The study aimed at determining whether novices to yoga would be able to reduce their heart rate voluntarily and whether the magnitude of reduction would be more after 30 days of yoga training. Two groups (yoga and control, n = 12 each) were assessed on Day 1 and on Day 30. During the intervening 30 days, the yoga group received training in yoga techniques while the control group carried on with their routine. At each assessment the baseline heart rate was recorded for one minute, this was followed by a six-minute period during which participants were asked to attempt to voluntarily reduce their heart rate, using any strategy.
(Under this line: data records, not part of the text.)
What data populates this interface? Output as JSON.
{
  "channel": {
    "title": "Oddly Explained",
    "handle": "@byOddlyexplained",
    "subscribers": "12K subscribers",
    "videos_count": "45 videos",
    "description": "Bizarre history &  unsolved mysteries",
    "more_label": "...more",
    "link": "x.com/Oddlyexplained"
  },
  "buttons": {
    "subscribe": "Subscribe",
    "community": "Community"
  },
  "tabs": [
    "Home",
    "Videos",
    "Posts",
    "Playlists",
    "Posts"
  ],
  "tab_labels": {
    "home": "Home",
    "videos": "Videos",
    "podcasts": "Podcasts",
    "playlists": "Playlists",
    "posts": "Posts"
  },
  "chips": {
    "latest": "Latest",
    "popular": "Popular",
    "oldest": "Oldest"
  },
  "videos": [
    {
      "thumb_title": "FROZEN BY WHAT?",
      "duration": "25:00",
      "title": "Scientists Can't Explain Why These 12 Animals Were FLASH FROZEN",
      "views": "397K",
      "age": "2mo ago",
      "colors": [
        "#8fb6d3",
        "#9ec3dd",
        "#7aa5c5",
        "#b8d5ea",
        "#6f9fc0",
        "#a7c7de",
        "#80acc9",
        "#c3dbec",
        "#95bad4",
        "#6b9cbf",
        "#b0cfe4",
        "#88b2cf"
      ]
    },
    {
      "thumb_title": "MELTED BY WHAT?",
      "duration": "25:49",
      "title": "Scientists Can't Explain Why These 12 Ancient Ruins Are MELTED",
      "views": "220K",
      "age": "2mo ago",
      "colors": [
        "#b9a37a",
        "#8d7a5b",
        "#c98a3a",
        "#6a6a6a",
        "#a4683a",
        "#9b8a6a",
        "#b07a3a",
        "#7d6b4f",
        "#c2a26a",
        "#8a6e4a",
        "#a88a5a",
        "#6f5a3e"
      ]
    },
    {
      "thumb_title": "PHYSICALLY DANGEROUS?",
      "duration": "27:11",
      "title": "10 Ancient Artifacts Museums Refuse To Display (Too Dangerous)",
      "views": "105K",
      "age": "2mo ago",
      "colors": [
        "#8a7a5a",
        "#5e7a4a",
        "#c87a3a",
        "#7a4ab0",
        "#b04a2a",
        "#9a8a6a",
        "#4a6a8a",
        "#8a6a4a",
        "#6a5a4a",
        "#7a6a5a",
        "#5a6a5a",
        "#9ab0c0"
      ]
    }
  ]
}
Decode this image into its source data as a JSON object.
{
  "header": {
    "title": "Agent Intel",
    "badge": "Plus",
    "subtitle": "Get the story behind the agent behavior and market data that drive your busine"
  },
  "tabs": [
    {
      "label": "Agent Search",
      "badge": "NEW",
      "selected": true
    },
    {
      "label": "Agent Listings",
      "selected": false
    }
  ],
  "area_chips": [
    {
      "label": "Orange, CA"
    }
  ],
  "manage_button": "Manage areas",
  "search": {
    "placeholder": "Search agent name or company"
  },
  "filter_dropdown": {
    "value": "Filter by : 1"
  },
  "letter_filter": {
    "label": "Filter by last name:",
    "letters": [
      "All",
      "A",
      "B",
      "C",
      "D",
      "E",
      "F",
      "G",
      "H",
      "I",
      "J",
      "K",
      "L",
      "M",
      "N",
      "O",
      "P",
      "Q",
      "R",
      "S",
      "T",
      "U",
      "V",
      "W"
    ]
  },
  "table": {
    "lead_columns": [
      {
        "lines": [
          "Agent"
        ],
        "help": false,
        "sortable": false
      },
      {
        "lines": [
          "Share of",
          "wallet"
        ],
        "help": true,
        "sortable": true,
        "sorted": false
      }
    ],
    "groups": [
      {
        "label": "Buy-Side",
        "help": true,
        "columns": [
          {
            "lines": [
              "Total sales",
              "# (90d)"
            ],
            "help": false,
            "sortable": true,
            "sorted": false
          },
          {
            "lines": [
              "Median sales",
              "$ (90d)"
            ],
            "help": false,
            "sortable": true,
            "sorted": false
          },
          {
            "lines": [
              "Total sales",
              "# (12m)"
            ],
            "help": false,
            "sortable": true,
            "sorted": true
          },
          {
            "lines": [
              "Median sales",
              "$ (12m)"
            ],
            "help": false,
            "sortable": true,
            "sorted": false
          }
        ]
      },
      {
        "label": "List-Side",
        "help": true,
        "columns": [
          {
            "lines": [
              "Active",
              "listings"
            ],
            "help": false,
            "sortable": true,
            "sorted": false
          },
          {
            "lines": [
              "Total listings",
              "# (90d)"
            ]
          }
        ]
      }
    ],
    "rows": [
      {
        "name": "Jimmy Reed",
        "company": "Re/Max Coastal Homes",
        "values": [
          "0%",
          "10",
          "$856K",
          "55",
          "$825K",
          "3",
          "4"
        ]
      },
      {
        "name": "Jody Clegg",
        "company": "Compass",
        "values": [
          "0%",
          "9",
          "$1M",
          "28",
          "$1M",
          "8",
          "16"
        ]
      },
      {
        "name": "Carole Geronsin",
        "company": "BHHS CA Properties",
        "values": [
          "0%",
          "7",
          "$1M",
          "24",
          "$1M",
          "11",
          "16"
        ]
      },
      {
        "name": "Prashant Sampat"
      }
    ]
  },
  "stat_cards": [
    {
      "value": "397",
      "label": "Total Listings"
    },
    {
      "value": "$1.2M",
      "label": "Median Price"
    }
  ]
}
Both the baseline heart rate and the lowest heart rate achieved voluntarily during the six-minute period were significantly lower in the yoga group on Day 30 compared to Day 1 by a group average of 10.7 beats per minute (i.e., bpm) and 6.8 bpm, respectively (p < .05, Wilcoxon paired signed ranks test). In contrast, there was no significant change in either the baseline heart rate or the lowest heart rate achieved voluntarily in the control group on Day 30 compared to Day 1. The results suggest that yoga training can enable practitioners to use their own strategies to reduce the heart rate, which has possible therapeutic applications.
A month after the December 2004 tsunami the effect of a 1 week yoga program was evaluated on self rated fear, anxiety, sadness and disturbed sleep in 47 survivors in the Andaman Islands. Polygraph recordings of the heart rate, breath rate and skin resistance were also made. Among the 47 people, 31 were settlers from the mainland (i.e. India, ML group) and 16 were endogenous people (EP group). There was a significant decrease in self rated fear, anxiety, sadness and disturbed sleep in both groups, and in the heart and breath rate in the ML group, and in the breath rate alone in the EP group, following yoga (P < 0.05, t-test). This suggests that yoga practice may be useful in the management of stress following a natural disaster in people with widely differing social, cultural and spiritual beliefs.